On Tuesday, after almost 24 hours of debate, the Chilean Lower House approved to start a political trial against President Sebastian Piñera, who evaded taxes and set up a mining company in the Coquimbo region, which environmentalists considered should be protected.
"We are witnessing the consequences of having an entrepreneurial President, who did not separate business from politics," said lawmaker Jaime Naranjo, who promoted the initiative upon hearing from Piñera’s financial crimes that the Pandora Papers revealed.
In December 2010, the sons of Piñera sold the mining company Dominga to businessman and Carlos Delano, a close friend of their father's through an agreement signed in Chile for US$14 million and another one signed for US$138 million in the British Virgin Islands, which is a tax haven.
Delano paid the amount in three installments, the last of which was conditional upon the absence of environmental protection in the Coquimbo region. Since Piñera already served as president, he soon determined to leave the region unprotected and establish the mining company.
View of used clothes discarded in the Atacama desert,Iquique.EcoFibra,are circular economy projects that have textile waste as their raw material.The textile industry in Chile will be included in the lawforcing clothes and textiles importers take charge of the waste they generate pic.twitter.com/CjBKilS4hZ
"The Piñera family violated the Constitution by carrying out offshore financial operations, dishonored the nation by favoring the sale of a business to a close friend, and did not accept the suggestions of environmental activists. How then can the President demand respect for himself?" Naranjo stressed.
Piñera alleged that he did not know of the sale until his first administration ended in 2014, that all taxes were paid in Chile and that the judicial investigation into the financial operations ended in dismissal.

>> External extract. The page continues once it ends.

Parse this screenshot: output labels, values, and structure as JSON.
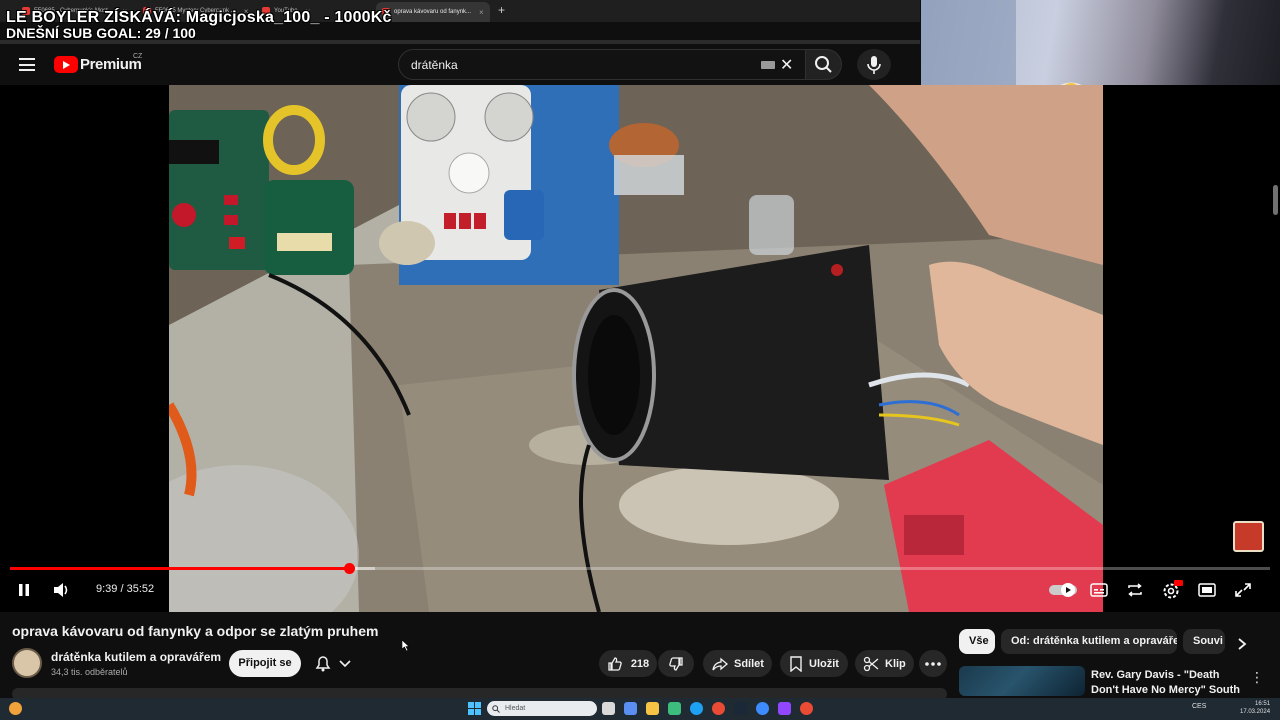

There is no statute of limitations in the commission of a Constitutional crime, Naranjo refuted and stressed that the Senate is likely to ratify the lawmakers’ resolution.